▶ [Stored items from a collection]:
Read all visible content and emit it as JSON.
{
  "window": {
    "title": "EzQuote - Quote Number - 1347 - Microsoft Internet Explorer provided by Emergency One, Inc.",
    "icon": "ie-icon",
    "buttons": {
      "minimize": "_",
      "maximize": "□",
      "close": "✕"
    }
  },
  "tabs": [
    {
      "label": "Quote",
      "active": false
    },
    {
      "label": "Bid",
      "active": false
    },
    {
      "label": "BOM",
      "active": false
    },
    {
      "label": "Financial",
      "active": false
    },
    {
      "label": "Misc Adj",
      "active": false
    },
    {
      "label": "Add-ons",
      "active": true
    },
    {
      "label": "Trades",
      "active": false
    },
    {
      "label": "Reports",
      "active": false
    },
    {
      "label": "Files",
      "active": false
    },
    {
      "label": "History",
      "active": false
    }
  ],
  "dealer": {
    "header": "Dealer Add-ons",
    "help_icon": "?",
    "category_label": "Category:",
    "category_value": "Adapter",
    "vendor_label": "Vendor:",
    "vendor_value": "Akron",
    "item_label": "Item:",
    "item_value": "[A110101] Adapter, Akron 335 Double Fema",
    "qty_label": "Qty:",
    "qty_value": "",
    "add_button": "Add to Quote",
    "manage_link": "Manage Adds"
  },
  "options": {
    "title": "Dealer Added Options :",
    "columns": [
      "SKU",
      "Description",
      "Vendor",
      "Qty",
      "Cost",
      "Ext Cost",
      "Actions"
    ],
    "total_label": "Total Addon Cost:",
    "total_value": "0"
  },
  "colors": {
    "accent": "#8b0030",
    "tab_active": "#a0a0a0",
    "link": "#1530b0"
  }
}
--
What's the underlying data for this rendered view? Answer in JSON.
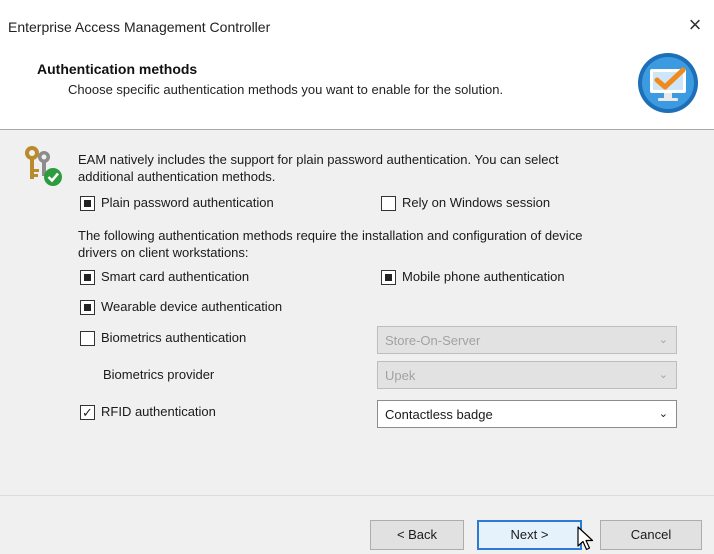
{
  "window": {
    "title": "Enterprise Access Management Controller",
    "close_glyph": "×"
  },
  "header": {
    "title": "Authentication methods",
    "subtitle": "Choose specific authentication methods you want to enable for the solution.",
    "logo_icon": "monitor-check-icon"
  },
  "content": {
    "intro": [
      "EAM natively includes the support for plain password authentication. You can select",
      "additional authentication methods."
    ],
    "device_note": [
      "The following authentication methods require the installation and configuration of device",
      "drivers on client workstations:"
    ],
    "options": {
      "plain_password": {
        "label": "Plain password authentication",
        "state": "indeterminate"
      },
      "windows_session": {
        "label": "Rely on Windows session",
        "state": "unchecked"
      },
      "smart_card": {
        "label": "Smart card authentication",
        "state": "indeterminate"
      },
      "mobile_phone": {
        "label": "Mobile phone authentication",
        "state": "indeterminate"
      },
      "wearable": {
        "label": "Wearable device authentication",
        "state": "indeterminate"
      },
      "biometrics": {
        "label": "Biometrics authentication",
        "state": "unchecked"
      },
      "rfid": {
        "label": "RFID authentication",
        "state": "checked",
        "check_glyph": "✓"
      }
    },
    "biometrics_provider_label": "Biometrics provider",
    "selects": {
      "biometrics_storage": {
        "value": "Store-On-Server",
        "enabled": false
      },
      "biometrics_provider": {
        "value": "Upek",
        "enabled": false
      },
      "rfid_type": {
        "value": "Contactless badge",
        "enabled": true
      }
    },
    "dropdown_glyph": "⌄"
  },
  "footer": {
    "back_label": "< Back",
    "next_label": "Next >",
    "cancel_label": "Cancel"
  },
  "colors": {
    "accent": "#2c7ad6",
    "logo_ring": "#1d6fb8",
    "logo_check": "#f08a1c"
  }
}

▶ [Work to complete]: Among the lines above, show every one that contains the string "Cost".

▶ [Solution for this exercise]:
      "Cost",
      "Ext Cost",
    "total_label": "Total Addon Cost:",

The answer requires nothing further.